* _What you will do_
Using the data that follows, say how many lines contain the word "مبلغ", giving the number by itself.

*** Opening of Data section ***

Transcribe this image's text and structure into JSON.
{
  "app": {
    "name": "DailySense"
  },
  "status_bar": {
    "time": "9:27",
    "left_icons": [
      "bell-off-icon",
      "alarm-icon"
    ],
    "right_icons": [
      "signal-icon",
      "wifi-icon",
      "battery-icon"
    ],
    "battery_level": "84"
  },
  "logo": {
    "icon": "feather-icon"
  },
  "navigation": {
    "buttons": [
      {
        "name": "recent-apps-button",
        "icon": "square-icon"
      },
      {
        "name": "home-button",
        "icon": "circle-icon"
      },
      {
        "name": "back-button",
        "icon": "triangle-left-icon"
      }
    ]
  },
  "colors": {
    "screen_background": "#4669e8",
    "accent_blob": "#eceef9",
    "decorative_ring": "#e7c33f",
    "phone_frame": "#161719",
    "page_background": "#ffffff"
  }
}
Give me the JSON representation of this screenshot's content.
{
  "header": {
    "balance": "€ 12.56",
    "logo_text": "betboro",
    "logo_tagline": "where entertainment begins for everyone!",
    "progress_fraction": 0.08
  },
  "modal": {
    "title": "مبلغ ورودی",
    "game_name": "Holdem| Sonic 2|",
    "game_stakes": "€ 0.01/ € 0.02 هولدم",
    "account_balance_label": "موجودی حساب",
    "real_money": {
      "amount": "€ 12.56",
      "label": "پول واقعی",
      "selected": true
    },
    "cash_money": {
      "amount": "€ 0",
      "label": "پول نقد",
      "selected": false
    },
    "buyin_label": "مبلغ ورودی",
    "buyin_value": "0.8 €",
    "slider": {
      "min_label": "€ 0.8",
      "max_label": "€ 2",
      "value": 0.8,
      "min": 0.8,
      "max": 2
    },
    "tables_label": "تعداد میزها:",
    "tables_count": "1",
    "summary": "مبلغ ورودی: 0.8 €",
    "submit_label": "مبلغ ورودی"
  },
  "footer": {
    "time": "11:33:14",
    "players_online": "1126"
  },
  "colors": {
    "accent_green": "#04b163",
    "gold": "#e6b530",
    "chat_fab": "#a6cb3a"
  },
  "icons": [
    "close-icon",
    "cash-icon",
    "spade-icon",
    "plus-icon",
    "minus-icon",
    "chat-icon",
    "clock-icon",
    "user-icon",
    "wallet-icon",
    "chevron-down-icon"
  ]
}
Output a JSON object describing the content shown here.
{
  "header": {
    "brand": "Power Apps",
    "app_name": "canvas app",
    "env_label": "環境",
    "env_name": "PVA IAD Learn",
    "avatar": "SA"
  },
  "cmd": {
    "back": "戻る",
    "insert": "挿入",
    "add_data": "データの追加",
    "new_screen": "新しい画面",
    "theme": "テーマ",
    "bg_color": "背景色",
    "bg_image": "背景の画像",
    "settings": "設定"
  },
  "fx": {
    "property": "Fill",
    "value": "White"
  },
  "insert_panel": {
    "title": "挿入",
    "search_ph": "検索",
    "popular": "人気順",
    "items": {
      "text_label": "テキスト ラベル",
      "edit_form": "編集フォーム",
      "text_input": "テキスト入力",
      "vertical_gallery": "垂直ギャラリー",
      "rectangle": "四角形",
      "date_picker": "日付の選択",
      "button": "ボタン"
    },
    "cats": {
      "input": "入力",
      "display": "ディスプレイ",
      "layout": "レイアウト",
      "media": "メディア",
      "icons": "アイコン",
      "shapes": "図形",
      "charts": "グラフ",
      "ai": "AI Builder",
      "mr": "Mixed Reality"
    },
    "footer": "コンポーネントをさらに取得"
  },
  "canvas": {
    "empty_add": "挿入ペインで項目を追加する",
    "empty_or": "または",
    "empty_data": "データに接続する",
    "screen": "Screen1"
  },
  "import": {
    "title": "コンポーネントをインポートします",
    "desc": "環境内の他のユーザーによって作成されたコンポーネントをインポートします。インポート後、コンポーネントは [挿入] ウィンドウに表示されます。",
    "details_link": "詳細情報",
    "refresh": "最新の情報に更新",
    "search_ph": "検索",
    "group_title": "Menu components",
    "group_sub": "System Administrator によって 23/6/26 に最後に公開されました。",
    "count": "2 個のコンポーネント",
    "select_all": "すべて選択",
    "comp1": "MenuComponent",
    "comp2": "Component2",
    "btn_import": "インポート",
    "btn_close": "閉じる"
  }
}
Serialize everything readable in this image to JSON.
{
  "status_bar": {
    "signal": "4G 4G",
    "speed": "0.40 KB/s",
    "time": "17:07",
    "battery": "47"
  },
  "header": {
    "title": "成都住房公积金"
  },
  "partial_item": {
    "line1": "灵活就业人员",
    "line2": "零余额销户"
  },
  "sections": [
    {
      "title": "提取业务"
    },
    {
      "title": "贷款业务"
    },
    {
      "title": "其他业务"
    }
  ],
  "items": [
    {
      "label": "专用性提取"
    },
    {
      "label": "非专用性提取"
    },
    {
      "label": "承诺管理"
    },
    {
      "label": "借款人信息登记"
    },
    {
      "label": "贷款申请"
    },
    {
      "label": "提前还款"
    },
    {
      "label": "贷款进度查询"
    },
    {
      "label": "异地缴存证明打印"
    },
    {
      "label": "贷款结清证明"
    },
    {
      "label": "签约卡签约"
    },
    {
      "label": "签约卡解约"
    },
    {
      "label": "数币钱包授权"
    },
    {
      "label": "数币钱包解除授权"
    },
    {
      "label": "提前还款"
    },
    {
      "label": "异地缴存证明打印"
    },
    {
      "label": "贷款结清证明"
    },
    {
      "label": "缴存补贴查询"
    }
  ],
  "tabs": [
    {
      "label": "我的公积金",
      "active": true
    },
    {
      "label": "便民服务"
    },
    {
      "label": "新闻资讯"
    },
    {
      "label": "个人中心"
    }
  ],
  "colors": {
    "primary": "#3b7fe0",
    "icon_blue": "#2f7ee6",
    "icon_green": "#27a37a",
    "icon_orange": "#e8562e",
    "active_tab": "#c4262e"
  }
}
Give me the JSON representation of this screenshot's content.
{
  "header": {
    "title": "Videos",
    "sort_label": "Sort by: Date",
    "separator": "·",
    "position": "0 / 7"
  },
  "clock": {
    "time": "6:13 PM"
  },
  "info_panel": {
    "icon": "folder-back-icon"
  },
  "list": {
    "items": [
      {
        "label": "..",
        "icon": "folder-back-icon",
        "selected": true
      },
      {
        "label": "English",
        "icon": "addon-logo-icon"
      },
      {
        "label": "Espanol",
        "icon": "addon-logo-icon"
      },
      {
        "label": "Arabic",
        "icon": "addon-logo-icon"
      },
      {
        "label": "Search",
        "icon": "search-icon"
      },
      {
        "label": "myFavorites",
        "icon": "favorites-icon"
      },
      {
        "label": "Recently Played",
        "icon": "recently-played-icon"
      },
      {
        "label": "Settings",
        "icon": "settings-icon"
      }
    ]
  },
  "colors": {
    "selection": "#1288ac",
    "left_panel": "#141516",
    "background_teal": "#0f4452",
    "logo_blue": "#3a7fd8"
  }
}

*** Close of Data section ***

* _Solution_
4